Excerpts from an interface dataset:
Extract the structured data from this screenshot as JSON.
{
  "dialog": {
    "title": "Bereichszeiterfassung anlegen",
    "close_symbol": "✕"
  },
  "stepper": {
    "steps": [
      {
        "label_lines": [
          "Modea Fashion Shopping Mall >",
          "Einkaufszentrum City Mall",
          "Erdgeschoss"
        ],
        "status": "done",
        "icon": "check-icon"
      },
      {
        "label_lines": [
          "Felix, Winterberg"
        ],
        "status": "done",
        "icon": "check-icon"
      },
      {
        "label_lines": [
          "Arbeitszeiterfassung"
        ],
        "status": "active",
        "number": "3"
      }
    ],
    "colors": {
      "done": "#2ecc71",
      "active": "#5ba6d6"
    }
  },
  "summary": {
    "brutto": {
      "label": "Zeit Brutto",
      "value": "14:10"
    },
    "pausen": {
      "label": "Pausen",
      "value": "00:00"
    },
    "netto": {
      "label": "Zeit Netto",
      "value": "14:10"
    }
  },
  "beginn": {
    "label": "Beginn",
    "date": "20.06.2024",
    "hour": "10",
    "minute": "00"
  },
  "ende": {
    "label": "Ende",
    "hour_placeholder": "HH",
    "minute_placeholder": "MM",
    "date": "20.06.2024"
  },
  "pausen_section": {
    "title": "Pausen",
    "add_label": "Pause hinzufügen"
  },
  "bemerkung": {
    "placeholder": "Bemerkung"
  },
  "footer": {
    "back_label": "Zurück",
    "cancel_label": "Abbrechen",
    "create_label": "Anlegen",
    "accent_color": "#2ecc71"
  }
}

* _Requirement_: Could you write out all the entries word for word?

* _Reply to the task_:
Extract the structured data from this screenshot as JSON.
{
  "dialog": {
    "title": "Bereichszeiterfassung anlegen",
    "close_symbol": "✕"
  },
  "stepper": {
    "steps": [
      {
        "label_lines": [
          "Modea Fashion Shopping Mall >",
          "Einkaufszentrum City Mall",
          "Erdgeschoss"
        ],
        "status": "done",
        "icon": "check-icon"
      },
      {
        "label_lines": [
          "Felix, Winterberg"
        ],
        "status": "done",
        "icon": "check-icon"
      },
      {
        "label_lines": [
          "Arbeitszeiterfassung"
        ],
        "status": "active",
        "number": "3"
      }
    ],
    "colors": {
      "done": "#2ecc71",
      "active": "#5ba6d6"
    }
  },
  "summary": {
    "brutto": {
      "label": "Zeit Brutto",
      "value": "14:10"
    },
    "pausen": {
      "label": "Pausen",
      "value": "00:00"
    },
    "netto": {
      "label": "Zeit Netto",
      "value": "14:10"
    }
  },
  "beginn": {
    "label": "Beginn",
    "date": "20.06.2024",
    "hour": "10",
    "minute": "00"
  },
  "ende": {
    "label": "Ende",
    "hour_placeholder": "HH",
    "minute_placeholder": "MM",
    "date": "20.06.2024"
  },
  "pausen_section": {
    "title": "Pausen",
    "add_label": "Pause hinzufügen"
  },
  "bemerkung": {
    "placeholder": "Bemerkung"
  },
  "footer": {
    "back_label": "Zurück",
    "cancel_label": "Abbrechen",
    "create_label": "Anlegen",
    "accent_color": "#2ecc71"
  }
}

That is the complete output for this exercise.